==== Records provided

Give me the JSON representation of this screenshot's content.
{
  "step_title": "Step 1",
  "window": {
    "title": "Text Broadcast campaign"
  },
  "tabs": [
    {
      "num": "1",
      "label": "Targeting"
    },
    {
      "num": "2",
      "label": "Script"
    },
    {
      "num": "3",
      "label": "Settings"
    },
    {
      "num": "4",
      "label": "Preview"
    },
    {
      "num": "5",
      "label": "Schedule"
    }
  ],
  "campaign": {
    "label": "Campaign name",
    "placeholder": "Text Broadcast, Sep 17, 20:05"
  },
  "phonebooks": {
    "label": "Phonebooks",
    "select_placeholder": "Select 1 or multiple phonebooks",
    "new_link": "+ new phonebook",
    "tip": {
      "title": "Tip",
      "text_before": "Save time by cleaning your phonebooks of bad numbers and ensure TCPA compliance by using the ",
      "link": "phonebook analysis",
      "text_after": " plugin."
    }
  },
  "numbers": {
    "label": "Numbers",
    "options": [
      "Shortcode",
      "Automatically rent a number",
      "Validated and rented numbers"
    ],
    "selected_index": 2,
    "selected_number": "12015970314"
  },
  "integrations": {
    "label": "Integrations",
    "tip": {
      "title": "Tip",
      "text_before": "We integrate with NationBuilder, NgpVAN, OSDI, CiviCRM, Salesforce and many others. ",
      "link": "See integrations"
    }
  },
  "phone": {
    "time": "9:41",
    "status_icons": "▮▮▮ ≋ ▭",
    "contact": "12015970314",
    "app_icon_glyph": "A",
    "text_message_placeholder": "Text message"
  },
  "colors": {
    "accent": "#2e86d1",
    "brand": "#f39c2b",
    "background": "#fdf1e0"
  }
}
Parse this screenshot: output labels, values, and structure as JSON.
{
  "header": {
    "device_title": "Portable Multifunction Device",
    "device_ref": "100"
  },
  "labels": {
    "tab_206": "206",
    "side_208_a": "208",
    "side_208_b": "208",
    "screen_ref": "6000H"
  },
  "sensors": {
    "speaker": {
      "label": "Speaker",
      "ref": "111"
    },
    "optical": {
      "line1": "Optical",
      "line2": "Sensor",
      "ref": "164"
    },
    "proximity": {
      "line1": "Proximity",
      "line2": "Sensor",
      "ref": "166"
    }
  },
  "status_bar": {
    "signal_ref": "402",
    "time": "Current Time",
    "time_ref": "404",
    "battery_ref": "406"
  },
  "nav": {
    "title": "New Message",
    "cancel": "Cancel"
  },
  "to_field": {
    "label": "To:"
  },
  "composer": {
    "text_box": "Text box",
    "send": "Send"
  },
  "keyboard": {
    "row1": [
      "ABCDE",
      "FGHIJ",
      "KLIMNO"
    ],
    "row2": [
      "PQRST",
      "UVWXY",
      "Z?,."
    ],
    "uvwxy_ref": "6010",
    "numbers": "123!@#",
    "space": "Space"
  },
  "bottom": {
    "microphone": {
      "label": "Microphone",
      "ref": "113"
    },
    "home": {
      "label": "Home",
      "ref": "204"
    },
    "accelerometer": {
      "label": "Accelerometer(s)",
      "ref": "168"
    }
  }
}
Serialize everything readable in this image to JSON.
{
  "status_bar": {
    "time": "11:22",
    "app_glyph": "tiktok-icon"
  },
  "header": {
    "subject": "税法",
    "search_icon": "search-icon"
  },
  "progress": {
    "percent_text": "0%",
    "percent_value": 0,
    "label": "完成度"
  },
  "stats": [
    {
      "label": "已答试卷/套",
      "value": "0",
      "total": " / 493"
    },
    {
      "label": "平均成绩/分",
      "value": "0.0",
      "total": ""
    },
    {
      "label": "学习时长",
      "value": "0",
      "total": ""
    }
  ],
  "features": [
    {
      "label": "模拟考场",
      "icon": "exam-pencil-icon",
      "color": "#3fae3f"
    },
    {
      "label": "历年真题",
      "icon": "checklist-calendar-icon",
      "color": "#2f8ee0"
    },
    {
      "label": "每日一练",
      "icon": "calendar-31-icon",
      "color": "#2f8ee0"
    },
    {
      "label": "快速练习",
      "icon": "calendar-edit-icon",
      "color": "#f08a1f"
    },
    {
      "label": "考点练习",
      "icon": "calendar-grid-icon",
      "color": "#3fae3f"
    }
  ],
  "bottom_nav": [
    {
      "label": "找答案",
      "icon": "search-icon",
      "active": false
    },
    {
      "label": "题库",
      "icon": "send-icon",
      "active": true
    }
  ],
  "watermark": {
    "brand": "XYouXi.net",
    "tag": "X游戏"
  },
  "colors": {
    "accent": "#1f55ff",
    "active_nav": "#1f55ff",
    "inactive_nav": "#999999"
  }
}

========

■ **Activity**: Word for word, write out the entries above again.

■ **Written answer**:
Give me the JSON representation of this screenshot's content.
{
  "step_title": "Step 1",
  "window": {
    "title": "Text Broadcast campaign"
  },
  "tabs": [
    {
      "num": "1",
      "label": "Targeting"
    },
    {
      "num": "2",
      "label": "Script"
    },
    {
      "num": "3",
      "label": "Settings"
    },
    {
      "num": "4",
      "label": "Preview"
    },
    {
      "num": "5",
      "label": "Schedule"
    }
  ],
  "campaign": {
    "label": "Campaign name",
    "placeholder": "Text Broadcast, Sep 17, 20:05"
  },
  "phonebooks": {
    "label": "Phonebooks",
    "select_placeholder": "Select 1 or multiple phonebooks",
    "new_link": "+ new phonebook",
    "tip": {
      "title": "Tip",
      "text_before": "Save time by cleaning your phonebooks of bad numbers and ensure TCPA compliance by using the ",
      "link": "phonebook analysis",
      "text_after": " plugin."
    }
  },
  "numbers": {
    "label": "Numbers",
    "options": [
      "Shortcode",
      "Automatically rent a number",
      "Validated and rented numbers"
    ],
    "selected_index": 2,
    "selected_number": "12015970314"
  },
  "integrations": {
    "label": "Integrations",
    "tip": {
      "title": "Tip",
      "text_before": "We integrate with NationBuilder, NgpVAN, OSDI, CiviCRM, Salesforce and many others. ",
      "link": "See integrations"
    }
  },
  "phone": {
    "time": "9:41",
    "status_icons": "▮▮▮ ≋ ▭",
    "contact": "12015970314",
    "app_icon_glyph": "A",
    "text_message_placeholder": "Text message"
  },
  "colors": {
    "accent": "#2e86d1",
    "brand": "#f39c2b",
    "background": "#fdf1e0"
  }
}
Parse this screenshot: output labels, values, and structure as JSON.
{
  "header": {
    "device_title": "Portable Multifunction Device",
    "device_ref": "100"
  },
  "labels": {
    "tab_206": "206",
    "side_208_a": "208",
    "side_208_b": "208",
    "screen_ref": "6000H"
  },
  "sensors": {
    "speaker": {
      "label": "Speaker",
      "ref": "111"
    },
    "optical": {
      "line1": "Optical",
      "line2": "Sensor",
      "ref": "164"
    },
    "proximity": {
      "line1": "Proximity",
      "line2": "Sensor",
      "ref": "166"
    }
  },
  "status_bar": {
    "signal_ref": "402",
    "time": "Current Time",
    "time_ref": "404",
    "battery_ref": "406"
  },
  "nav": {
    "title": "New Message",
    "cancel": "Cancel"
  },
  "to_field": {
    "label": "To:"
  },
  "composer": {
    "text_box": "Text box",
    "send": "Send"
  },
  "keyboard": {
    "row1": [
      "ABCDE",
      "FGHIJ",
      "KLIMNO"
    ],
    "row2": [
      "PQRST",
      "UVWXY",
      "Z?,."
    ],
    "uvwxy_ref": "6010",
    "numbers": "123!@#",
    "space": "Space"
  },
  "bottom": {
    "microphone": {
      "label": "Microphone",
      "ref": "113"
    },
    "home": {
      "label": "Home",
      "ref": "204"
    },
    "accelerometer": {
      "label": "Accelerometer(s)",
      "ref": "168"
    }
  }
}
Serialize everything readable in this image to JSON.
{
  "status_bar": {
    "time": "11:22",
    "app_glyph": "tiktok-icon"
  },
  "header": {
    "subject": "税法",
    "search_icon": "search-icon"
  },
  "progress": {
    "percent_text": "0%",
    "percent_value": 0,
    "label": "完成度"
  },
  "stats": [
    {
      "label": "已答试卷/套",
      "value": "0",
      "total": " / 493"
    },
    {
      "label": "平均成绩/分",
      "value": "0.0",
      "total": ""
    },
    {
      "label": "学习时长",
      "value": "0",
      "total": ""
    }
  ],
  "features": [
    {
      "label": "模拟考场",
      "icon": "exam-pencil-icon",
      "color": "#3fae3f"
    },
    {
      "label": "历年真题",
      "icon": "checklist-calendar-icon",
      "color": "#2f8ee0"
    },
    {
      "label": "每日一练",
      "icon": "calendar-31-icon",
      "color": "#2f8ee0"
    },
    {
      "label": "快速练习",
      "icon": "calendar-edit-icon",
      "color": "#f08a1f"
    },
    {
      "label": "考点练习",
      "icon": "calendar-grid-icon",
      "color": "#3fae3f"
    }
  ],
  "bottom_nav": [
    {
      "label": "找答案",
      "icon": "search-icon",
      "active": false
    },
    {
      "label": "题库",
      "icon": "send-icon",
      "active": true
    }
  ],
  "watermark": {
    "brand": "XYouXi.net",
    "tag": "X游戏"
  },
  "colors": {
    "accent": "#1f55ff",
    "active_nav": "#1f55ff",
    "inactive_nav": "#999999"
  }
}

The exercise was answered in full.